There’s a scene near the end of the movie Gosford Park, (Julian Fellowes’s precursor to Downton Abby), where the character of Mrs. Wilson, the housekeeper, explains what it is that “a good servant has that separates them” from the others:
“It’s the gift of anticipation…I know when they’ll be hungry, and the food is ready. I know when they’ll be tired, and the bed is turned down. I know it before they know it themselves.”
When serving your client, anticipation can be your best tool in avoiding a crisis. Always be thinking a couple of moves ahead to the consequences of your actions.
One would think that in this age of instant information everyone would understand the dangers of a public rant, an ill-tempered tweet, putting proprietary information in an email posting damaging photos on Facebook, and hitting “send” when the better option is “delete.” (Unless, of course, you’re running for President.)
Yet, one would be wrong.
Now, we’ve all failed to anticipate by sending snarky emails, posing for numbskull photos, losing patience with a rude clerk, or with a driver who hogs the passing lane at 45 mph.
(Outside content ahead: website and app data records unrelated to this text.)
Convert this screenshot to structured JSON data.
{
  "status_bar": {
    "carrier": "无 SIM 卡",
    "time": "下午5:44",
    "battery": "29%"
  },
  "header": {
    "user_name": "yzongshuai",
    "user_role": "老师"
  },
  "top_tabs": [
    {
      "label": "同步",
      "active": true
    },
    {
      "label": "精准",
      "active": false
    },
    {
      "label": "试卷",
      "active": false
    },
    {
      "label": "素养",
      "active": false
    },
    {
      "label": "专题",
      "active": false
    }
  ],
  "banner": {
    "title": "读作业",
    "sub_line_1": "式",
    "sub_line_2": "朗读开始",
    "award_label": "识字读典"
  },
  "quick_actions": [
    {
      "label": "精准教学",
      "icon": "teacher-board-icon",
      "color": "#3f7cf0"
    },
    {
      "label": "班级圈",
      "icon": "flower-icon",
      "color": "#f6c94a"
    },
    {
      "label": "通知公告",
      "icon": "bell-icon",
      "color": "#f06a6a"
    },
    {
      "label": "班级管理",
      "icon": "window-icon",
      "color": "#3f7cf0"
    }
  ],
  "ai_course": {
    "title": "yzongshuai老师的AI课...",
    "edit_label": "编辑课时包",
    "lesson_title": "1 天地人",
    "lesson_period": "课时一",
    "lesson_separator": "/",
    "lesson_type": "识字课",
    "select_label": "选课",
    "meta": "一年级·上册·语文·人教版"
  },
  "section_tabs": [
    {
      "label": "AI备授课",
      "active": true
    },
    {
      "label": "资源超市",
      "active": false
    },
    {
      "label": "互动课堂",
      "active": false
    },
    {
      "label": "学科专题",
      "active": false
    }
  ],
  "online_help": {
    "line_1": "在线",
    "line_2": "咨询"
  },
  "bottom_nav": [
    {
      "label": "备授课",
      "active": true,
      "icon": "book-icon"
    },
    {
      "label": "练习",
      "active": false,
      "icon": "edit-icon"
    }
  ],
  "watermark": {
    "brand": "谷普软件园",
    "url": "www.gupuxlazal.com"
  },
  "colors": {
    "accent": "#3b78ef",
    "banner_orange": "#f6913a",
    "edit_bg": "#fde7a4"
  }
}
It all seems harmless – until that email gets forwarded, that photo gets posted, or that outburst of temper is captured on a cellphone. Then, the world wants to know, “WHAT were you thinking?” The answer, of course, is an inexcusable, “I wasn’t.” And then you’re knee deep in crisis management.
For average citizens, the damage from such lapses can mean anything from the severing of friendships to the breakup of a marriage. Careers, too, can be in jeopardy, as well as any future employment.
For public officials and corporate CEOs, the damage can be irreparable politically and economically. (Remember the email hemorrhage at Sony?) Erosion of confidence in a leader’s judgment or ability to manage his or her impulses can affect everything from voter support to stock prices. In a minute-to-minute information cycle, continuous stories about an ill-considered outburst, an inappropriate photo, or an unfortunately worded email will always obliterate any other agenda, no matter how noble. Once that public conversation starts, it’s very difficult to change it.
For the public figure whether political or corporate – some rules to live by:
- Think before you pose, post, text, tweet or hit “send.”
- Think before you speak.
- Whether you see a camera or not, assume there is one.
- Assume someone on the conference call is recording it.
- Don’t leave a voicemail with anything other than your name & number.
- If you question what you’re about to say, do, or write – don’t do it. Take the time to get a second opinion from someone you trust to be honest with you.
- Don’t let anger get the best of you – especially in public. Be polite. Be calm. Make your points with intelligence and leadership, not a show of temper.
- Pick your battles.
- If you don’t want to see it in a headline, don’t say, do, write, post, or send it.
- Follow Mrs. Wilson’s example: anticipate what could go wrong.